He spent money locally advertising his last CD, "Remedies," which received regional radio play. Last month, he even gigged for thousands at Red Rocks Amphitheatre in Colorado.

In between, Cameron found time to record this nine-song CD in Boise, Seattle and Denver. Although Cameron sounded comfortable on "Remedies" — a more elaborately produced yet twangier album —the guitar-bass-drums appeal here is undeniable. It's as if Cameron found his voice by simplifying, even if he's discovered over the past decade that playing music for a living is anything but.

Anthemic guitar-rocker "Runnin' Out of Jackson" is buoyant yet spiked with self-loathing, hinting at Cameron's fondness for the Drive-By Truckers: "Ever since you left, I can't get it right," he confesses. "I'll be drunk again on my whiskey tonight."

Except he has gotten it right.

These heartfelt acoustic tunes and rootsy rockers make you want to hear them jammed live. Guitarist Glenn Esparza (Little Women, Jerry Joseph) elevates several songs with spot-on playing.

But even without him in Cameron's everyday backing band, delicate love songs such as "Want To" and easygoing riff-rockers like "Year Round November" should sparkle on stage. Cameron is obviously on a mission these days; this CD is proof.

- Micheal Deeds

"Performing Songwriter DIY Top 12 Picks"

Doulglas Cameron
Featured Download: “Remedies for Remembering” MP3

Douglas Cameron is a man of musical contradictions. Remedies, the latest offering from the Idaho native, contains an assortment of seemingly disparate musical elements that make for an exhilaratingly fresh result.

“Half Bottle” juxtaposes blistering blues-rock guitar solos with pop-rock choruses. “Remedies for Remembering” pits upbeat bluegrass fiddle in the choruses against a ska-flavored guitar line in the verse. “Drove All Night Through Utah” combines straight-up country pedal steel with a reference to LL Cool J, and “Let Me Show You How” turns a potential heartbreak into a song of strength.

Cameron’s casual delivery and catchy melodies glue the record nicely together, and the energetic sound will have you kicking up dust on the dance floor. Remedies will cure what ails you.

Mare Wakefield
- Performing Songwriter


2004- Consequence of My Choices
2005- Crossed The Colorado Line EP
2006- Remedies
2007-Ever Since You Left

KCUV-Denver CO ~ Remedies for Remembering
Runnin' Out of Jackson
KCMV-Denver CO ~ Remedies for Remembering
KSPN-Aspen CO ~ Remedies for Remembering
KXMV-Vail CO ~ Remedies for Remembering
KFMU-Steamboat Springs CO~ Remedies for Remembering
KRFC-Ft. Collins CO~ Let Me Show You How
KVRB_Boise ID ~ Half Bottle
~ Runnin' Out Of Jackson
NIXA COUNTRY Internet ~ Let Me Show You How
Runnin' Out Of Jackson
Want To
Rearranged Me
How Naive I've Been

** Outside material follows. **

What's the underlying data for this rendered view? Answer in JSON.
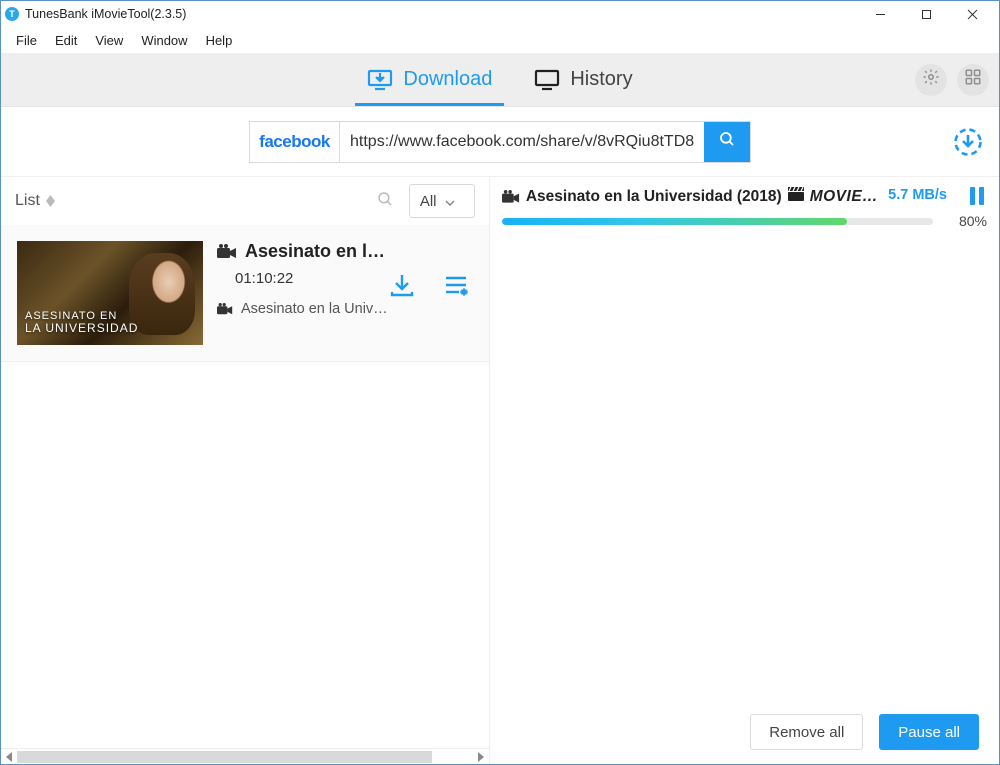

Douglas Cameron has been building a national audience for over a decade, and the release of his new album "Ever Since You Left" finds the singer/songwriter making another leap forward in his art and his career. Emerging from inevitable transistions in life, Cameron has evolved into a passionate and accomplished musician, working non-stop for years on his craft. Radio play on Boise, ID, Denver, CO, and Nashville, TN stations is building Cameron's audience daily, and his potent live shows make average fans into fans for life. Adding to the list of accomplishments within the last few months: playing in Nashville with the Pam Tillis Band, and taking center stage at Red Rocks Amphitheatre in Colorado with his band. Backed by the talented Rich Ross (bass), Casey Miller (drums), and John Fricke (guitar), Douglas is ready to hit the road in support of "Ever Since You Left".